Still, we took advantage on Saturday. The dogs and us piled into the Kangoo and set off. We decided to stop about 15 miles further on at Cisneros. This is a village with a fair bit of history, as usual around here.
It is reputed to be the birthplace of the eponymous cardinal, around 1430 or so, and there is a statue of him in the main square. He looks like a nasty bit of work, like most cardinals, but it may just be flattering. I am not sure what he is famous - or notorious for, but a rather lively part of Madrid is named after him.
We walked from the town a mile or so along a quiet road which had a series of stone Calvary crosses spaced out along it, until we came to an interesting church, deserted and locked of course. Then we walked on another mile to a village called Pozo de Urama. Outside there, we met an elderly and friendly gent, who commented on Tim, a hunting dog. Didi I have a rifle? No. Did I hunt ? No.

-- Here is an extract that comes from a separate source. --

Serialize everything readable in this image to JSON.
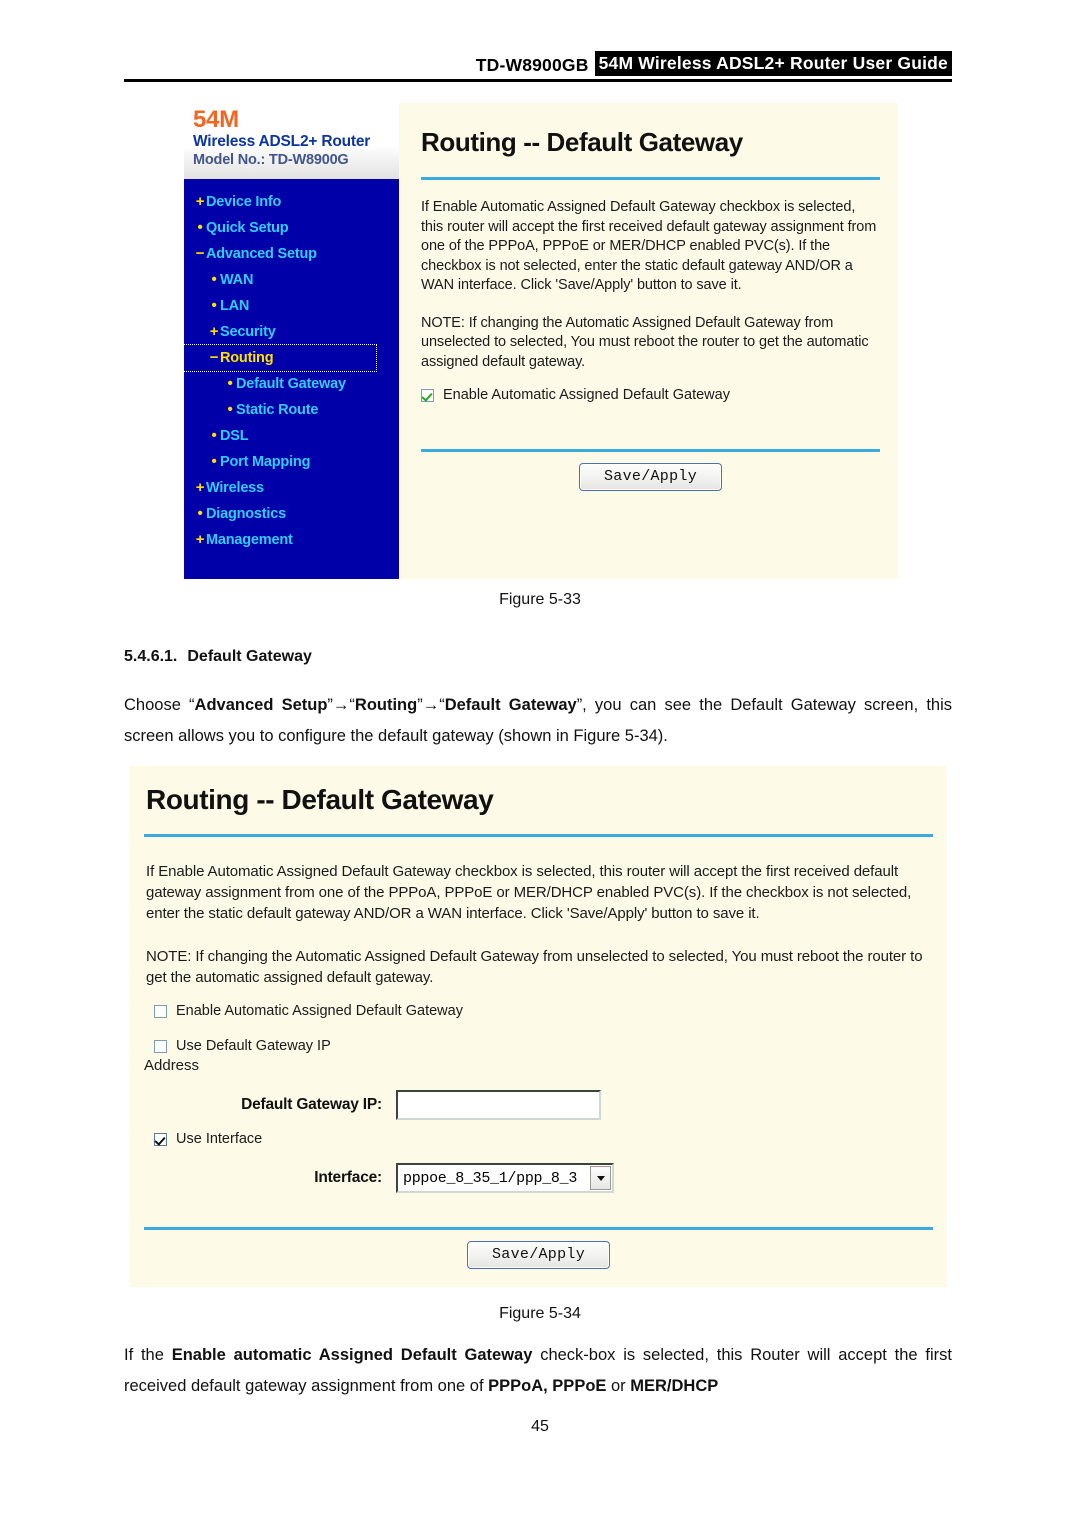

I told him the story of how Tim found us. The geezer, whose name was Ruffino, then told us a lot of things about the area. As usual, the villages have been depopulated hugely. He told us the name of the church we had passed was Christ of the Lamp and that every September 8th there is a procession out from Cisneros and back. Romerias, they are called.
We walked with him to Pozo, his village, where he had been mayor for 25 years. He showed us an alternative way back across the fields , which meant we could let the dogs run loose.
About a half mile outside Cisneros, we saw two stones like tombstones in the ditch by the side of the path. One read.´ Here died Eugenio Herron, aged 36.´ The date was obliterated, but I suspect it was 1936, and that he was a victim of the Civil War. The other stone was a sort of imitation of a Roman tombstone (at least I suspect it was an imitation) with a latin inscription very hard to read. But I think it was a marker of another victim of that war.
We agreed we will try to find out more soon.
These small towns often have a big history, some of which they would often prefer to stay buried..
The Lake Garda Interviews: Michael Matt and Dr Joseph Shaw - From RTV: In this latest installment of The Lake Garda Interviews, Michael chats with Oxford fellow and chairman of the Latin Mass Society of England and W...
23 hours ago